There are strong signs that OSHA is increasing its enforcement actions on home building sites throughout the country—in both Federal and state plan jurisdictions. One of the main reasons is that new data shows the number of fatalities in residential construction increased by 37 percent compared to just a 3 percent increase in nonresidential construction in 2012, which is the most recent data available.
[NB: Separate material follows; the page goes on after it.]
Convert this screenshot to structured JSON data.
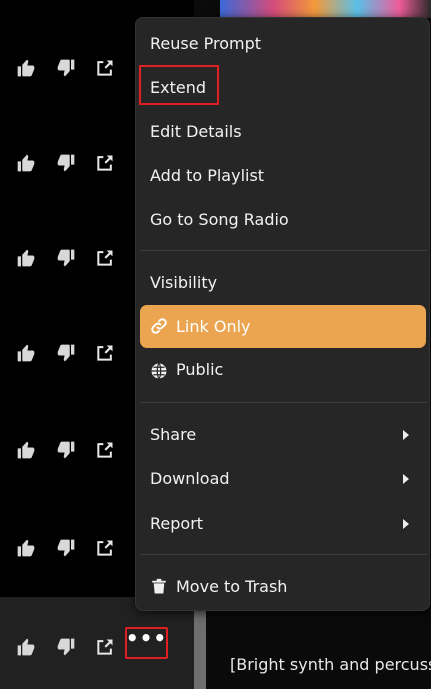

OSHA has also instituted a number of local enforcement emphasis programs aimed at reducing numerous construction hazards, including those in residential.
There are a few simple things that home builders and their partners should do to improve safety on their jobsites and be prepared for OSHA inspections:
- Conduct an assessment to identify and correct safety hazards on the jobsite;
- Conduct appropriate safety training for employees and subcontractors;
- Update records and make sure they are readily available;
- Understand the OSHA inspection process (see link below to the OSHA Inspection Toolkit).
- 1926.501 - Duty to have fall protection
- 19260.451 - General scaffold requirements
- 1926.1053 - Ladders
- 1926.503 - Fall protection training requirements
- 1910.1200 - Hazard Communication
- 1926.102 - Eye and face protection
- 1926.100 - Head protection
- 1926.453 - Aerial lifts
- 1926.651 - Specific Excavation Requirements
- 1926.20 - General safety and health provisions
Finally, here are additional resources to assist home builders:
- NAHB’s Construction Safety & OSHA webpage, which contains compliance assistance information and safety toolkits here: www.nahb.org/safety;
- NAHB’s OSHA Inspection Toolkit that provides information on dealing with OSHA’s stepped-up enforcement;
- Easy-to-use handbooks and videos that present key safety issues builders and workers need to focus on to reduce accidents and injuries, which can be found here: https://builderbooks.com/book/safety.html; and
- OSHA Assistance for the Residential Construction Industry: http://www.osha.gov/SLTC/residential/index.html.